A COUPLE OF WEEKS AFTER THAT TRIP to Virginia, I picked up a recently published book, The Death of Liberalism, written by a fellow named R. Emmett Tyrrell, Jr. Perhaps you’ve heard of him. It is Tyrrell’s thesis that the Obama presidency, far from signaling the death of conservatism, has actually demonstrated the reverse: Liberalism is dead, and Obama is its pallbearer.
Whether this November will bring the final interment of liberalism’s corpse, or whether it will somehow manage to continue shuffling along in zombie fashion, remains to be seen. Yet in Tyrrell’s book I saw a passing reference to Sam Tanenhaus, whose mistaken “intellectual autopsy” of conservatism once garnered effusive praise, and wondered: Whatever became of Sam?
A quick search of the online archives at the New York Times confirmed my suspicions that he had lapsed into a mysterious silence. While his byline had appeared seven times in 2011—nearly always bashing the conservatives whose “death” he had pronounced two years earlier—Tanenhaus hadn’t written anything for the Times in 2012 since a January 15 article in which he pretended to discern evidence of fading Tea Party influence amid the early Republican primary results. His most recent byline was not in the Times, nor in the New Republic—which last published Tanenhaus in December 2011—but instead in Newsweek, the bankrupt magazine that was taken over by Tina Brown and which reportedly lost $20 million during her first year as its editor. The June 26 issue of Newsweek included a Tanenhaus article about British novelist Martin Amis, which offered a chance to take a jab at the conservatism that refuses to die: “Today Amis marvels, like so many others, at how far the right has moved. In 2012 Ronald Reagan seems ‘a wild liberal,’ he says.” After that, however, Tanenhaus seemed to disappear entirely.
The most likely explanation for Tanenhaus’s vanishing act is embarrassment at seeing his fame turn so suddenly to infamy, as the conservatism he wishfully pronounced dead has proven so difficult to kill. One imagines him nowadays as a sort of misanthropic recluse, either stumbling around his apartment in a daze or curled up in a fetal position on his sofa, muttering imprecations against those damned voters who refused to accept his “autopsy” as conclusive. When last I checked, The Death of Conservatism could be purchased for one cent from Amazon.com, and the sales ranking for Tanenhaus’s formerly acclaimed volume was 585,392—not even among the top half-million most popular books.

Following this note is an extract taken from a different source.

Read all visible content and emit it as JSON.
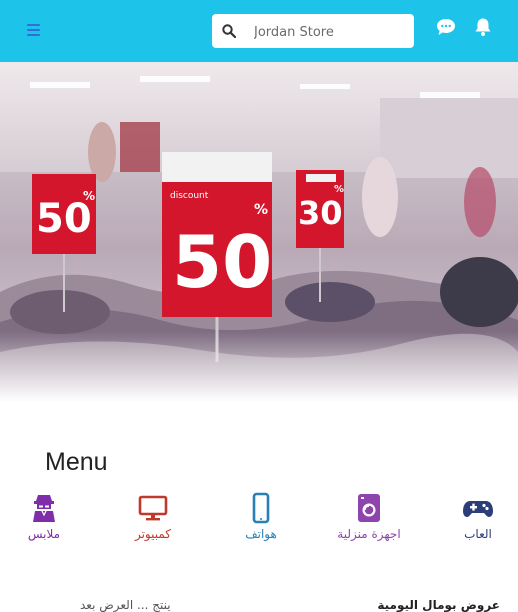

Entire months now pass without any evidence that Sam Tanenhaus is still among the living. Few people notice and still fewer care. His political irrelevance and obscurity are complete, and inarguably well deserved. And in The Death of Liberalism, Tyrrell provides the obituary for Tanenhaus’s “autopsy.”